Celebrate the 60th anniversary of this problematic but undeniably gorgeous Rodgers & Hammerstein musical about a violent carnival barker (Gordon MacRae) and the young millworker (Shirley Jones) whom he loves. MacRae's Billy Bigelow is given one day back on Earth to make things right for Julie Jordan and make amends to the young daughter he left behind upon his death. It'll screen at 2 and 7 p.m. Sunday and Wednesday. (NR; AS-14)
The Bowden Dynasty: A Story of Faith, Family & Football
The one-night-only screening of this documentary about famed Coach Bobby Bowden and his remarkable success with the Florida State Seminoles will include coverage of red-carpet arrivals and a Q&A with Bowden and his family. It'll screen at 5 p.m. Sunday at the Amarillo Star 14. (NR; AS-14)
One of anime director Hayao Miyazaki's most acclaimed films gets a 20th-anniversary screening at 7 p.m. today and Monday. (Tonight's screening is subtitled in English; Monday's is dubbed.) The film finds young warrior Ashitaka teaming with the enigmatic Princess Mononoke, a young girl raised by wolves, to save her home in the woods and the forest spirits and animal gods who live there. (PG-13 for images of violence and gore; AS-14)
One Piece Film: Gold
The latest installment in a popular anime series will be screened at 7:30 p.m. Tuesday, Thursday and Jan. 17 at the Amarillo Star 14. In the film, Captain Luffy arrives in Gran Tesoro, an entertainment destination that's a haven for criminals, pirates and other ne'er-do-wells. (NR; AS-14)
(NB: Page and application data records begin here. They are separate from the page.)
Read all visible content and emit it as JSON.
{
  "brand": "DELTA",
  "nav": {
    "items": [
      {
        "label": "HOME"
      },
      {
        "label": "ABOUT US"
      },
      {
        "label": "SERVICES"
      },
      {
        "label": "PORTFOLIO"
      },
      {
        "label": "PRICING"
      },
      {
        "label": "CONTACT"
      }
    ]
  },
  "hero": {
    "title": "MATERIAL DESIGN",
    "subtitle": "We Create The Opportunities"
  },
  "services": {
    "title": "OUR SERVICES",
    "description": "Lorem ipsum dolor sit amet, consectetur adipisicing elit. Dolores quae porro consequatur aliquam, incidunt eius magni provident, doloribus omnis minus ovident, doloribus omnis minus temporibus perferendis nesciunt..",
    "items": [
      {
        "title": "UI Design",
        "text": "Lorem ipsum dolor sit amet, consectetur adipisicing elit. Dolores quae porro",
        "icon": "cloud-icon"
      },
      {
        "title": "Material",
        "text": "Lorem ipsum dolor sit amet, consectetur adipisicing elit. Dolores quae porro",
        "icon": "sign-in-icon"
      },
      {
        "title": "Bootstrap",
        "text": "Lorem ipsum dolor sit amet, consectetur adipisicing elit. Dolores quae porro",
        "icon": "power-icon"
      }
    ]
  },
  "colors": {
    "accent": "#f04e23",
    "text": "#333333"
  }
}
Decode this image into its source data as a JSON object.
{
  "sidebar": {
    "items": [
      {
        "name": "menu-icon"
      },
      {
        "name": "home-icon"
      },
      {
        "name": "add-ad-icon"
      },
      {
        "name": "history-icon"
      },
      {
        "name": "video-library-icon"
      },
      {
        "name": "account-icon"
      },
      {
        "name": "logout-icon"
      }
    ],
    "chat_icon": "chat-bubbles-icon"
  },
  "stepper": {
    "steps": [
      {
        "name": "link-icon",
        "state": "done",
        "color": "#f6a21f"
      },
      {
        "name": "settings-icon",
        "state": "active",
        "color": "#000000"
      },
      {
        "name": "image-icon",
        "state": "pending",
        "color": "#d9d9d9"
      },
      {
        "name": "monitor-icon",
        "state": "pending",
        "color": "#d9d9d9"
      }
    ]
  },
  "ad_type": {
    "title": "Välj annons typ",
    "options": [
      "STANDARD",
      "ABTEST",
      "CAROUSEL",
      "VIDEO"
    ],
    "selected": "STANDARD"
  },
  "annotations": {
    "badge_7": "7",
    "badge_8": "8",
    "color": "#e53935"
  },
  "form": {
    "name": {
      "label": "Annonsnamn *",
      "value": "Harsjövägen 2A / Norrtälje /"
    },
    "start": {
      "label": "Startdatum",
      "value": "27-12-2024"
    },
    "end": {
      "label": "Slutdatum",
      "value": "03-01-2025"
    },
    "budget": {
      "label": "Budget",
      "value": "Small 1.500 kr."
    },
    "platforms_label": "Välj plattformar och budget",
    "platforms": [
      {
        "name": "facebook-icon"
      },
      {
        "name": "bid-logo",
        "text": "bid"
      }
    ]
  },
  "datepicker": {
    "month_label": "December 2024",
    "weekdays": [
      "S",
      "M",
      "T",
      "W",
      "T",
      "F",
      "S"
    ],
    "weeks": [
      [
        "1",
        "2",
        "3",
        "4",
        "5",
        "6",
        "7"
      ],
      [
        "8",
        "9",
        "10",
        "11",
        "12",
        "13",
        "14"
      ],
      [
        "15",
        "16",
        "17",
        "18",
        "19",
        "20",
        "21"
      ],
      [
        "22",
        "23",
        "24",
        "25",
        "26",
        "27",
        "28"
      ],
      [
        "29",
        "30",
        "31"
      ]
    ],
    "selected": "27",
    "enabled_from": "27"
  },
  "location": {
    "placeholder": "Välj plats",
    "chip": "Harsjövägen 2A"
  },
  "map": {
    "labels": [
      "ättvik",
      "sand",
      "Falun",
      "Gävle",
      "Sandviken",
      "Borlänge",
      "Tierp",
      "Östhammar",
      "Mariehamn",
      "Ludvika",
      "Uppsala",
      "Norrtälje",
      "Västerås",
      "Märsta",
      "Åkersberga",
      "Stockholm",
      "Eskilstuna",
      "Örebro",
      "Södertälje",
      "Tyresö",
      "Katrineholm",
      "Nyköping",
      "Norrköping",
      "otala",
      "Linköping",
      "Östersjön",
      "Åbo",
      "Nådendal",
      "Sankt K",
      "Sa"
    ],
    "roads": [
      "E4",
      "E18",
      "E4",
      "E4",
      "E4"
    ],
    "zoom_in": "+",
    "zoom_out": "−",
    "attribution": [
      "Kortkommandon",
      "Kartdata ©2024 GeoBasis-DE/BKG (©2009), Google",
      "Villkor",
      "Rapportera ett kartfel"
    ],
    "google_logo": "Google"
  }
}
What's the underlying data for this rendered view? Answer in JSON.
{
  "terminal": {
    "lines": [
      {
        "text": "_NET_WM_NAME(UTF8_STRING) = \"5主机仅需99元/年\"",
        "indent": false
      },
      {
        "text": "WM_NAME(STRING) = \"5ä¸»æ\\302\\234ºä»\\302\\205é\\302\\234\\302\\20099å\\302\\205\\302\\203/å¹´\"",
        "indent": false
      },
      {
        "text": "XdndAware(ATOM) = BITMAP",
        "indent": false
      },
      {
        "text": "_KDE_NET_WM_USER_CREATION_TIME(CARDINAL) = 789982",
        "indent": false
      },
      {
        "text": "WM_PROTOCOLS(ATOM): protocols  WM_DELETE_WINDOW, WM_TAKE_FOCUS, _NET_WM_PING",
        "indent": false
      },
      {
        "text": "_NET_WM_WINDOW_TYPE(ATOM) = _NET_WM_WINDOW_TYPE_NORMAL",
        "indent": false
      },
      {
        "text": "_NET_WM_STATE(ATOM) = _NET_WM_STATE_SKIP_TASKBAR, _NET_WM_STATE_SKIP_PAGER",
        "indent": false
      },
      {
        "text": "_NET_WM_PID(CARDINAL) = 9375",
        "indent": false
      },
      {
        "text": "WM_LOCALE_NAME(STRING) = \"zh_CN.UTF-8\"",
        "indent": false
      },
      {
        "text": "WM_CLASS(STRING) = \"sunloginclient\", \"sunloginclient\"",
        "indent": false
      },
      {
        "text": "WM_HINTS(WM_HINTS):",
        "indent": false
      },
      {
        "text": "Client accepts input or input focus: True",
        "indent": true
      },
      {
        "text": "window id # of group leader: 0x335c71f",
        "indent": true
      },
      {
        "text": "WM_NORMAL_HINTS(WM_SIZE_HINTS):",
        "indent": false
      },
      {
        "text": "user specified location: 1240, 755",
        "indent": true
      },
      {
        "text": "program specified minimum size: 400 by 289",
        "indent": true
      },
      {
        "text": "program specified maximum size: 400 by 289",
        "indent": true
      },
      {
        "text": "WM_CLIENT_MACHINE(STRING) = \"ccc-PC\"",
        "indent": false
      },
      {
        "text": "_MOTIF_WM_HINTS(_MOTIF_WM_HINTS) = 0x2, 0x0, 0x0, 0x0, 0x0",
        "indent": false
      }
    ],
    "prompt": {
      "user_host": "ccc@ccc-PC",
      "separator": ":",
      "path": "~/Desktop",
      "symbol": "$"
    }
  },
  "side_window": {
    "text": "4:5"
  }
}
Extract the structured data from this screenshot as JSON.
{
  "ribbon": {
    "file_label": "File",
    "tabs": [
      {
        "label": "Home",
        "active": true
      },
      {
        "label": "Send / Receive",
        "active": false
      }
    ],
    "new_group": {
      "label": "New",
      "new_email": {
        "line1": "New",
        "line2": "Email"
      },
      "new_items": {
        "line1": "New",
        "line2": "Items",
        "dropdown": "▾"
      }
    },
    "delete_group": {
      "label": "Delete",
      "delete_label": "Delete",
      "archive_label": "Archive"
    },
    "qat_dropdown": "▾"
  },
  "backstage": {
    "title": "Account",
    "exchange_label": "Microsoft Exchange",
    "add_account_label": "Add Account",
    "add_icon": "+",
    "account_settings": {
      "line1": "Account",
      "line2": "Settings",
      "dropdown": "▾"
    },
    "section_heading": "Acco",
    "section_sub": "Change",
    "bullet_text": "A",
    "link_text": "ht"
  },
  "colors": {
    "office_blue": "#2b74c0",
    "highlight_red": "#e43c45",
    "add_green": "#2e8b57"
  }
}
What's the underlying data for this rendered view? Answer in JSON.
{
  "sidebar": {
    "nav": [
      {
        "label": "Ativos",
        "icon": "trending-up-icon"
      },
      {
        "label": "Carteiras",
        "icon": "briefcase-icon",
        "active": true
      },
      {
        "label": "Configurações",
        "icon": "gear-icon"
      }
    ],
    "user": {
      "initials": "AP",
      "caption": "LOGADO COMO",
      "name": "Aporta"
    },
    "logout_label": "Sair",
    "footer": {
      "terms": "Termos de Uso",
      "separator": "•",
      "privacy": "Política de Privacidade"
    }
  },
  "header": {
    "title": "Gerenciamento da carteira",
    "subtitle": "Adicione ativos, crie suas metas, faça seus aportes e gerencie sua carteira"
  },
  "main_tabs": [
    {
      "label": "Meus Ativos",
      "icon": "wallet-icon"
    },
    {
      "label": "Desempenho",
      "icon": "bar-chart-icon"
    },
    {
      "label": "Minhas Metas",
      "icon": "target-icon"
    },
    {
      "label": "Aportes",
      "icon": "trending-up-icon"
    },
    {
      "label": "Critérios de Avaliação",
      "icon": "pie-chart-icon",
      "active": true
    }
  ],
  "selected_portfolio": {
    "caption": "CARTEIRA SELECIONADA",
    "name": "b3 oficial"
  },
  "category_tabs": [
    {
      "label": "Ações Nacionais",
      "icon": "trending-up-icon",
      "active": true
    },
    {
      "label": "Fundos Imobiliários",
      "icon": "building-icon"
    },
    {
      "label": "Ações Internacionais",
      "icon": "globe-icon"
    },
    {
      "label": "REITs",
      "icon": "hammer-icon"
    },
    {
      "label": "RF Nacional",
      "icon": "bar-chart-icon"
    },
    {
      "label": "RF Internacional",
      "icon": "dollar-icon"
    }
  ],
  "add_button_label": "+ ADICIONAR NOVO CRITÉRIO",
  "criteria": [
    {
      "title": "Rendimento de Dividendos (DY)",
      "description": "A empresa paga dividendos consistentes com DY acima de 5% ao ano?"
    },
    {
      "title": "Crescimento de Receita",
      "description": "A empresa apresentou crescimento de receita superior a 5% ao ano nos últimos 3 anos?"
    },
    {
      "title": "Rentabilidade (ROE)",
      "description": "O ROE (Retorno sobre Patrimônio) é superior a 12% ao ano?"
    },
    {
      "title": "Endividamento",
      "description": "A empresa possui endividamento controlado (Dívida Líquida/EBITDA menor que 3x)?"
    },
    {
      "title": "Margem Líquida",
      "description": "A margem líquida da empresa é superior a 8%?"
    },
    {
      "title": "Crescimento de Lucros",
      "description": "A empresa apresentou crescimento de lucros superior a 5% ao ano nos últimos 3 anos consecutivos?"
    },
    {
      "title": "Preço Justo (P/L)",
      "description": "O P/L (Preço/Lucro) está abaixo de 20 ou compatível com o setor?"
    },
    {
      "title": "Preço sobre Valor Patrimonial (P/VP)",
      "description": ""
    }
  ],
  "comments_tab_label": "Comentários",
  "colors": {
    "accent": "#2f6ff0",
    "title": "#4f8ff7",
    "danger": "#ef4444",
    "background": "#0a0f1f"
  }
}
The Accountant (Premiere Cinemas Westgate Mall 6, 7701 W. Interstate 40); Assassin's Creed (AS-14, H-16); Bad Santa 2 (WM-6); Boo! A Madea Halloween (WM-6); Collateral Beauty (H-16); Fences (AS-14, H-16); Incarnate (WM-6); Manchester by the Sea (AS-14); Moana (AS-14, H-16); Office Christmas Party (H-16); Passengers (AS-14, H-16); Rogue One: A Star Wars Story (AS-14, H-16); Sing (AS-14, H-16); Storks (WM-6); Shut In (WM-6); and Why Him? (AS-14, H-16). (Click links for my reviews)